What a Long Nose Peterbilt is to an American trucker, is a Scania V8 to a European driver; you can’t get higher in the gear jammers’ pecking order anymore once you’re driving one. This brightly colored Scania R-series 6×2 tractor with a liftable tag axle is a very fine example.
There’s a gloriously hammering 500 hp 15.6 liter V8 under its tall Topline cab. The Scania V8 engine dates back to 1969, originally it had a displacement of 14 liter and a maximum power output of 350 hp. Throughout the years it evolved into the current 16.4 liter V8, 730 hp for the most powerful version.
Besides all engines, the Swedish truck maker also develops and builds its own transmissions and axles.
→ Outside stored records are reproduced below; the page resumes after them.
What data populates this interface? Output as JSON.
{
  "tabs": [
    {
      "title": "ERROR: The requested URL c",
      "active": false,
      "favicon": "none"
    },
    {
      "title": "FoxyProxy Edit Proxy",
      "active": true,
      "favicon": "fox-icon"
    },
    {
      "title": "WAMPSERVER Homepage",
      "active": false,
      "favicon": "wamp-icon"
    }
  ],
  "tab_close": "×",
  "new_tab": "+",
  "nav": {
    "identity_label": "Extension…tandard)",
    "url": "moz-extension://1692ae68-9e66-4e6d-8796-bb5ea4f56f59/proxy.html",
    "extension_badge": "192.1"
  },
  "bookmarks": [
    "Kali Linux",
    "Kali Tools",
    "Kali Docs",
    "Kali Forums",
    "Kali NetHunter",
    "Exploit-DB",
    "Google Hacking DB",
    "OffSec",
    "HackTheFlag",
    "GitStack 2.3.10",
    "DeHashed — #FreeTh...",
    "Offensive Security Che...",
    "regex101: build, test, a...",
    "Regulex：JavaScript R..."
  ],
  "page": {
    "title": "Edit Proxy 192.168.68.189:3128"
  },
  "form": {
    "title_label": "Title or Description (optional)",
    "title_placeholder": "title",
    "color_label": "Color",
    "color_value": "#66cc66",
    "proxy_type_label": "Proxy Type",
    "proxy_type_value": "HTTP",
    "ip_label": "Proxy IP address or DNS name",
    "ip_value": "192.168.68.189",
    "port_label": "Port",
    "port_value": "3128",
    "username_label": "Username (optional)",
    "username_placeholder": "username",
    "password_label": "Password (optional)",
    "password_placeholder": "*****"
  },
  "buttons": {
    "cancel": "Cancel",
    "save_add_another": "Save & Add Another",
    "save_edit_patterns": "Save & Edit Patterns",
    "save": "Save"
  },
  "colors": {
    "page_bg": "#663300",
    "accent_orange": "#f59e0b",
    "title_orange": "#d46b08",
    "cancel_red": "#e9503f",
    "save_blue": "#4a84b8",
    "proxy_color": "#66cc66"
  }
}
The semi-trailer is a 2015 GS Meppel with a rolloader crane. This kind of rigs is typically used for hauling bricks, tiles, concrete sewer pipes and such. The legal maximum GVM is 50 metric ton (110,000 lbs), fully loaded about 55 to 60 ton is closer to daily practice though.
Still a low sun on a bright day in March, somewhat later in the afternoon…
The semi-trailer’s first axle is liftable, the second and third are steering axles. The maximum axle load is 10,000 kg (22,000 lbs) per axle.
I shot this similar combination last year. Unlike the dual wheels on the GS Meppel, this Kennis semi-trailer has super singles. And the Volvo FH tractor has a steering pusher axle with single wheels.
Here’s how the steering axles on the semi-trailer work. When the tractor makes a turn, the semi-trailer swings to the outside of the corner. No corner-cutting here, which is a big plus on narrow roads with tight corners. Other advantages are less tire- and asphalt wear and tear. Especially on hot days…
Back to the King Of The Road, last year Scania introduced the all-new R- and S-series. With a more square cab, it’s still Hammertime underneath though. The last V8 man standing, since all other manufacturers of highway trucks have fully embraced the inline-6. Pecking order status quo it is.